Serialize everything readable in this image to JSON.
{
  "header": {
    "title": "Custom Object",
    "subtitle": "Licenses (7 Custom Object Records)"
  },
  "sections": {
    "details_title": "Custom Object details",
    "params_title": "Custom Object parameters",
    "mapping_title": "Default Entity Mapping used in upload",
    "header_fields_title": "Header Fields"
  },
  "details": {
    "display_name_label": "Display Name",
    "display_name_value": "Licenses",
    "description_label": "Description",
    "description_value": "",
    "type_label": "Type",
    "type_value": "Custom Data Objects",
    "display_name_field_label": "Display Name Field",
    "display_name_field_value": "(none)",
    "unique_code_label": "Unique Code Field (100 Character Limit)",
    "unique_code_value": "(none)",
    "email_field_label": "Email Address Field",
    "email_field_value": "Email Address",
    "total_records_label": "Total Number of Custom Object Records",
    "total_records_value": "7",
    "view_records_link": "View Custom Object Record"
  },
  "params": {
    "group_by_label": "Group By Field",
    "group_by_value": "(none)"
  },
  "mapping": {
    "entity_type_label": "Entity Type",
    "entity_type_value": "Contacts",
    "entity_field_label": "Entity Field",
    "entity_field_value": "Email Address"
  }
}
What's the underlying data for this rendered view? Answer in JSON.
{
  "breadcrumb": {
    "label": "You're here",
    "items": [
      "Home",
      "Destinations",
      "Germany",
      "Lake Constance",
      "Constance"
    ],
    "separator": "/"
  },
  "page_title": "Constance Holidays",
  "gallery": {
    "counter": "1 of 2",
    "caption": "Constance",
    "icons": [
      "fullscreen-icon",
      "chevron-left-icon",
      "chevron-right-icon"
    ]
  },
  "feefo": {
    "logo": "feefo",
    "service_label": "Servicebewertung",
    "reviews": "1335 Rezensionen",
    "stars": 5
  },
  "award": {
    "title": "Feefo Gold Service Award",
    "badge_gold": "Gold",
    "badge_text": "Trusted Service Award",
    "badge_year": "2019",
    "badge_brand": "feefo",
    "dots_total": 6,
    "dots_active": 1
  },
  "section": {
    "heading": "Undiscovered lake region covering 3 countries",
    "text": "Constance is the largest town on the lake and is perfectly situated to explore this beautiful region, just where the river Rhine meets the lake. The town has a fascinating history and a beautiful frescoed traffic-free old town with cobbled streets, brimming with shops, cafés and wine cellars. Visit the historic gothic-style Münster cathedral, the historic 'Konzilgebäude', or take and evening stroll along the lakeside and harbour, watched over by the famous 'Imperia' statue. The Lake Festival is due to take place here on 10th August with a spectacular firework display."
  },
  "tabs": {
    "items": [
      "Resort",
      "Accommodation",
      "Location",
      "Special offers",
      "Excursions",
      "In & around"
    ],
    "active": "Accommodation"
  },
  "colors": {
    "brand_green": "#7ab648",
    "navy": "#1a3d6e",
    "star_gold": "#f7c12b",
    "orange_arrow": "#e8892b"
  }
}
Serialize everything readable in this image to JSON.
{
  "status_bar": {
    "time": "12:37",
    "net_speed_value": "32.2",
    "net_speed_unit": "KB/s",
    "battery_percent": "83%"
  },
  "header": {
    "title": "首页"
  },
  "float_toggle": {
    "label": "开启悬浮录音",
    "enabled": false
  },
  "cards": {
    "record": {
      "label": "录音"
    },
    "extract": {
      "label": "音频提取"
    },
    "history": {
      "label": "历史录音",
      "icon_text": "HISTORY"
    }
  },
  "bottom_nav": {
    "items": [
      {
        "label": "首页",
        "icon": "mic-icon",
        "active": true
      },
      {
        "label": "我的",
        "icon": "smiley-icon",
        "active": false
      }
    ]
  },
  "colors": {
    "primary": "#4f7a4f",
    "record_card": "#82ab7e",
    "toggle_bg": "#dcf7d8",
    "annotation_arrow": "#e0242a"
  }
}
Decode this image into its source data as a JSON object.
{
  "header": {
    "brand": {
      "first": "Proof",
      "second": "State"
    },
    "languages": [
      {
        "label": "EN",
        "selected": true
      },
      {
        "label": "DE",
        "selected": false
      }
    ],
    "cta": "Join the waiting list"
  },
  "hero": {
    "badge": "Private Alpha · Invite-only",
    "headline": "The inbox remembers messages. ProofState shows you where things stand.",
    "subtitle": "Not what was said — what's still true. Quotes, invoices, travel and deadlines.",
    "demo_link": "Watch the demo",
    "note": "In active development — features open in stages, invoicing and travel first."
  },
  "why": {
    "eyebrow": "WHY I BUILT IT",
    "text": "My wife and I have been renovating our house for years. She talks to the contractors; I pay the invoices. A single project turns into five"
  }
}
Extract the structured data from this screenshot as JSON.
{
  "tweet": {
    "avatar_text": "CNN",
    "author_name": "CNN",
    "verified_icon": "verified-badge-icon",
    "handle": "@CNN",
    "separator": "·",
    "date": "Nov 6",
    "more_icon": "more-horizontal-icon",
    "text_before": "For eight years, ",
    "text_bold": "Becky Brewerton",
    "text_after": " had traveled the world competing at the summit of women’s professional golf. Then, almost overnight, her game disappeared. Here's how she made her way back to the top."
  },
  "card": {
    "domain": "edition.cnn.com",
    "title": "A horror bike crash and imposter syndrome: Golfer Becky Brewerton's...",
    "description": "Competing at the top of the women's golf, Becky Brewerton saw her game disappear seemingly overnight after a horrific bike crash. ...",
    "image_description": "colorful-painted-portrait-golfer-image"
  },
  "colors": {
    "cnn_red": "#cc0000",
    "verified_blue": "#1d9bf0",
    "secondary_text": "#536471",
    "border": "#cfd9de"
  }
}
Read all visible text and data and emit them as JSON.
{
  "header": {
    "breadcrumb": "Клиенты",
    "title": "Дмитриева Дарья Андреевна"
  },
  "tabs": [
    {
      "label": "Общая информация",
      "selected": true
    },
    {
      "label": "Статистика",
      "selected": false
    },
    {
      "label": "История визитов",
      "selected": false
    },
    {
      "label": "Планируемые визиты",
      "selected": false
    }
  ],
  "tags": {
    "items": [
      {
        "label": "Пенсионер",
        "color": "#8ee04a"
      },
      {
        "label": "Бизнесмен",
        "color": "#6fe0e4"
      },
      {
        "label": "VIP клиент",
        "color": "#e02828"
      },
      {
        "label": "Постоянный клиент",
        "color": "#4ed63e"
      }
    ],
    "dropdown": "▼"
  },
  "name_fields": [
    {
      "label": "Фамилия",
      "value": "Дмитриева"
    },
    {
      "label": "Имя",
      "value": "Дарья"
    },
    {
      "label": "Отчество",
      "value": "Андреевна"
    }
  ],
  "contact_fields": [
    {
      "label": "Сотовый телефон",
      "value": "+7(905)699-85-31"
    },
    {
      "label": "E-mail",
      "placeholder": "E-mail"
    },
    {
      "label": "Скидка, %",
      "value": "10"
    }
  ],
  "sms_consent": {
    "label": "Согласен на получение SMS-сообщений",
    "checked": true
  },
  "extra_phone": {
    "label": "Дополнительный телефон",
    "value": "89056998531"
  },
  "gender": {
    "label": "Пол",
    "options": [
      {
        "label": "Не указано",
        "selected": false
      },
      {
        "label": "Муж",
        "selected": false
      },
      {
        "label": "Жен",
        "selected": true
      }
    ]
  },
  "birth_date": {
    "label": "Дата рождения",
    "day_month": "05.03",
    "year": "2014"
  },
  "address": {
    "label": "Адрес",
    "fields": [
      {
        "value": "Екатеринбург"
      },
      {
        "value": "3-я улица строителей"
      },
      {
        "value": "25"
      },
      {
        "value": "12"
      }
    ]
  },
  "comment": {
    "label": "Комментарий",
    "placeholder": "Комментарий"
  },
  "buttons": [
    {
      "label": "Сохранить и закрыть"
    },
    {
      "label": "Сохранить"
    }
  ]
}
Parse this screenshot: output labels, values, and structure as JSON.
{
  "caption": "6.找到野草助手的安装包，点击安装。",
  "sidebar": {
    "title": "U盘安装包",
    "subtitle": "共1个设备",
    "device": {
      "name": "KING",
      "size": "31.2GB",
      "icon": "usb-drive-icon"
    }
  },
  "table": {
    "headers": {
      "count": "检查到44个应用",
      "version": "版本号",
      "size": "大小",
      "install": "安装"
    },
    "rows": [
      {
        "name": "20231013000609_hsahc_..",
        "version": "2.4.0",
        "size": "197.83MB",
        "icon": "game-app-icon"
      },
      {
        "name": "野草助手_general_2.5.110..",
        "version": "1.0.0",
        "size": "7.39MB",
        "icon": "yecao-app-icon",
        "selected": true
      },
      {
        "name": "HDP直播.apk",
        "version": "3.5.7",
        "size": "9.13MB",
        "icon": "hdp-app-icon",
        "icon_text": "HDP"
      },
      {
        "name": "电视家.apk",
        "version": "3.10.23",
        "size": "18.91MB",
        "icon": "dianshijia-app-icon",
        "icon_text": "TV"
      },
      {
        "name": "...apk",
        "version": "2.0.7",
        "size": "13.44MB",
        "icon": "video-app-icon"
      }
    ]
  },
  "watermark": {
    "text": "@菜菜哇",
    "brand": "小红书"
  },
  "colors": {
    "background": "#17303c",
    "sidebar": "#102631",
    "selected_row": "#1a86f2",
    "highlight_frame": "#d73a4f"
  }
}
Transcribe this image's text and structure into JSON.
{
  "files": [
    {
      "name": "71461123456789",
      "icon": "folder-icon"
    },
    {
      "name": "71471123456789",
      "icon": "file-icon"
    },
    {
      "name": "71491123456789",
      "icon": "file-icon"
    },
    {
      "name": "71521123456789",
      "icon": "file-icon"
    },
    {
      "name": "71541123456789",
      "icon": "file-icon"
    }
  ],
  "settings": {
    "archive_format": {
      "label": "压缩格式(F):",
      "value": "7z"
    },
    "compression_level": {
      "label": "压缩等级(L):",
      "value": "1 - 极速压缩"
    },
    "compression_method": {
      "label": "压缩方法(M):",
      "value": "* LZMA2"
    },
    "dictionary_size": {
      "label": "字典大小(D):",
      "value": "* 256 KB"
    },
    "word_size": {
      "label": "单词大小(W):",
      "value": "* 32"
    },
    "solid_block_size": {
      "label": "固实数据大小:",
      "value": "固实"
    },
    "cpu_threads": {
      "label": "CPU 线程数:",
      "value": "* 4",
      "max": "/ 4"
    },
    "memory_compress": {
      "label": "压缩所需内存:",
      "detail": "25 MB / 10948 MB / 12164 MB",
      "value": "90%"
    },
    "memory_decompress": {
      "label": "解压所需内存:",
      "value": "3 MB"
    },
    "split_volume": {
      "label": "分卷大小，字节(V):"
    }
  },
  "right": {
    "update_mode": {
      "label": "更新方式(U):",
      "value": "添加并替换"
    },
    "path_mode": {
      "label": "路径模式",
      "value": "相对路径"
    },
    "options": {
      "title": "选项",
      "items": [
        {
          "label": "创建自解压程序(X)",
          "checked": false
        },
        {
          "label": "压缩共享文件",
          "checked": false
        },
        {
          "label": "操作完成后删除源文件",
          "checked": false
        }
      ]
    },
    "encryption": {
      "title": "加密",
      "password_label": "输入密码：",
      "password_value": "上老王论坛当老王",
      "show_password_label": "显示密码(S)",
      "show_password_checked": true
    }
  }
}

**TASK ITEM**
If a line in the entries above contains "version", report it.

**ANSWER SPACE**
      "version": "版本号",
        "version": "2.4.0",
        "version": "1.0.0",
        "version": "3.5.7",
        "version": "3.10.23",
        "version": "2.0.7",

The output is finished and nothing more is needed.